- [Available data]

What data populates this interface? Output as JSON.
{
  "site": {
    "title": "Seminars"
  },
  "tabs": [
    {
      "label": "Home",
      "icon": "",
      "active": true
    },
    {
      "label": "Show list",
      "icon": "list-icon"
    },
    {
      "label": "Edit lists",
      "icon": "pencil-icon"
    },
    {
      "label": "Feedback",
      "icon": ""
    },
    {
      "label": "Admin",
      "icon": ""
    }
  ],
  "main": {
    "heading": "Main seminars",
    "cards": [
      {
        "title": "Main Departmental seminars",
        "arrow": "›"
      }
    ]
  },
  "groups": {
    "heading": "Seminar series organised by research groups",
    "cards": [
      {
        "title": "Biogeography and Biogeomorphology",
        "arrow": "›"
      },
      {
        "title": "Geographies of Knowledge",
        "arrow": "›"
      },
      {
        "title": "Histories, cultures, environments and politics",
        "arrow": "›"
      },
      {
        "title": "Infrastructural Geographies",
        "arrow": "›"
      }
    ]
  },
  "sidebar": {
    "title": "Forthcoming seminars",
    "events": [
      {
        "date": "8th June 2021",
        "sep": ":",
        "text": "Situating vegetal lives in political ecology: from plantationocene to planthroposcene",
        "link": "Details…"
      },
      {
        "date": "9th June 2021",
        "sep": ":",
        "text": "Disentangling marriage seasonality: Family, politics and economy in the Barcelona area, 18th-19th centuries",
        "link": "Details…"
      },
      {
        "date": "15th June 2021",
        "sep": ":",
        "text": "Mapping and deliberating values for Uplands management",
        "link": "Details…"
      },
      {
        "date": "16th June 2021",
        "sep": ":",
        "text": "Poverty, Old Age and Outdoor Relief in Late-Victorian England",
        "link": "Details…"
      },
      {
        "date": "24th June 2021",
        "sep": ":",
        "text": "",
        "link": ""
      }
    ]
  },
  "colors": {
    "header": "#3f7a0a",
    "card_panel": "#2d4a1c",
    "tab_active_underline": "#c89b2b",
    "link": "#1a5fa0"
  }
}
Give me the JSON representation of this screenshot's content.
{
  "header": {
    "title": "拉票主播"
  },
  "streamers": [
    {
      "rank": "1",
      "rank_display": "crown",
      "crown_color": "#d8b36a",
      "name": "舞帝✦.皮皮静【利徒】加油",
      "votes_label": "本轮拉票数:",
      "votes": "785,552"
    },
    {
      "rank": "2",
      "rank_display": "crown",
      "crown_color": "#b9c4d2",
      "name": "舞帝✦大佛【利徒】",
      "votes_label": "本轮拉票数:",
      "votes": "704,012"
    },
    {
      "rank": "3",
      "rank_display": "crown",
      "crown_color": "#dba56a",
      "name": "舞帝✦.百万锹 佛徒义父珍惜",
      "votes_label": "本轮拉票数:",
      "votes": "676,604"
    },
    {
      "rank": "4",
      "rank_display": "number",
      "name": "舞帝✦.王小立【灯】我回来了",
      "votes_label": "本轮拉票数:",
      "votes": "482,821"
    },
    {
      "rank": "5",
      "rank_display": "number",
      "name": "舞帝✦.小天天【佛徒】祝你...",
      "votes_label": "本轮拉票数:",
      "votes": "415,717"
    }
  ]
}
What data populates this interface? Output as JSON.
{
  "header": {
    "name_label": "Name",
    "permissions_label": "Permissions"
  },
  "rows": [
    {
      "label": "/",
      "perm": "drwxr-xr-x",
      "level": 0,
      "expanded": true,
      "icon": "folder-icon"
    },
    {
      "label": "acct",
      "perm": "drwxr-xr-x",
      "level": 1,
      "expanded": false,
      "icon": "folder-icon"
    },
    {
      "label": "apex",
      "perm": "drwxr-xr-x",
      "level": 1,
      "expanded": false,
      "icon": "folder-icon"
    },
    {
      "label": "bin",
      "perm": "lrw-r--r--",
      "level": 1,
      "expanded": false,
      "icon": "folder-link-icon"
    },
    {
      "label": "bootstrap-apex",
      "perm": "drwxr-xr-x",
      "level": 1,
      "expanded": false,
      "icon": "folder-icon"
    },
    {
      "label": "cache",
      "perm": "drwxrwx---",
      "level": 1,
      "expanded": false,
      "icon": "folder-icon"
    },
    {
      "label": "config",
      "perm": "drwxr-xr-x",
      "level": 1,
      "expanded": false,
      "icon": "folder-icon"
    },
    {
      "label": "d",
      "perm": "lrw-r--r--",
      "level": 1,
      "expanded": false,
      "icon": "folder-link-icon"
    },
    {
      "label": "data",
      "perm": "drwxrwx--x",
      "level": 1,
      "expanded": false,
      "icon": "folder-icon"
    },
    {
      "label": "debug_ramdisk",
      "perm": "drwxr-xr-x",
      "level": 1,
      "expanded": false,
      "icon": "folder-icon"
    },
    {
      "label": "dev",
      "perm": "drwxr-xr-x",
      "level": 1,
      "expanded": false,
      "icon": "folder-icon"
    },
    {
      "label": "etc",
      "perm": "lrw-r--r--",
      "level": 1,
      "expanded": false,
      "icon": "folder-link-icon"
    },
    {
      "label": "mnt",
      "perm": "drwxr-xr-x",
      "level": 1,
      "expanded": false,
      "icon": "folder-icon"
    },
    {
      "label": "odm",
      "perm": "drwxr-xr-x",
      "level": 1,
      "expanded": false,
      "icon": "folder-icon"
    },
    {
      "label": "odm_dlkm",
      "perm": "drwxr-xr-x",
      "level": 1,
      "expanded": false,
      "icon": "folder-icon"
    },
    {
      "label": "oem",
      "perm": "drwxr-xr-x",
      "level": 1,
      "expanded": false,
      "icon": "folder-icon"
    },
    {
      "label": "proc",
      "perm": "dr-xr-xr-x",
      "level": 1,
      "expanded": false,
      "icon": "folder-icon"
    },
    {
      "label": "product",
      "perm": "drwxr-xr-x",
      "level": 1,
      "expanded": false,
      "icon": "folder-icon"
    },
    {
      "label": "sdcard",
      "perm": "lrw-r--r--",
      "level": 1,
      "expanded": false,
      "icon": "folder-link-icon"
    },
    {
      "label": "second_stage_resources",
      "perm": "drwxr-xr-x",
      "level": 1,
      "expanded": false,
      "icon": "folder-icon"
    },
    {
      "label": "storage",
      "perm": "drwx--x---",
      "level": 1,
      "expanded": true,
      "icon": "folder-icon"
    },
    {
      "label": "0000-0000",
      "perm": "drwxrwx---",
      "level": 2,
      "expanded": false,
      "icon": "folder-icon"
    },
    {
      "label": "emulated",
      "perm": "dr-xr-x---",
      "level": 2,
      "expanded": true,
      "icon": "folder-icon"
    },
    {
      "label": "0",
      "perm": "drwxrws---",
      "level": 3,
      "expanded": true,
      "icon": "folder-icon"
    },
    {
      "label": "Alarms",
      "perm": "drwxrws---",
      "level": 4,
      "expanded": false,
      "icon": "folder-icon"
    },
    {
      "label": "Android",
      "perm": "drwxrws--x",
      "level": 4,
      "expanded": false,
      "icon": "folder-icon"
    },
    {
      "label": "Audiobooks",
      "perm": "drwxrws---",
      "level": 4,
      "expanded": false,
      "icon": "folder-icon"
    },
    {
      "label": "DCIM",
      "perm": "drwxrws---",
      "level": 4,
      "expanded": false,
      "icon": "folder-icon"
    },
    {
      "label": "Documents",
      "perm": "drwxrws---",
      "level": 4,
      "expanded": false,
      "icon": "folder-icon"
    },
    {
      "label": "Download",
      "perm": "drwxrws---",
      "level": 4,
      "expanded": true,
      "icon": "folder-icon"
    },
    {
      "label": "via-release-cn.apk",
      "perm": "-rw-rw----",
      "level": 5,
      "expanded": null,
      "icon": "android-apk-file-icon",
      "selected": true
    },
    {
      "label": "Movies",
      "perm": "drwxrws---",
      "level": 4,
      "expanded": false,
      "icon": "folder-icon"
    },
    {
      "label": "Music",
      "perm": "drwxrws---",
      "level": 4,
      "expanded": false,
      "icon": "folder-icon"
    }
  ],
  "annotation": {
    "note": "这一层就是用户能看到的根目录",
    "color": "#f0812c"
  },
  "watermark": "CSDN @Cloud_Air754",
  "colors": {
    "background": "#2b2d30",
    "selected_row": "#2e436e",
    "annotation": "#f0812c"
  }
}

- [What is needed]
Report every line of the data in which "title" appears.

- [Task result]
    "title": "Seminars"
        "title": "Main Departmental seminars",
        "title": "Biogeography and Biogeomorphology",
        "title": "Geographies of Knowledge",
        "title": "Histories, cultures, environments and politics",
        "title": "Infrastructural Geographies",
    "title": "Forthcoming seminars",
    "title": "拉票主播"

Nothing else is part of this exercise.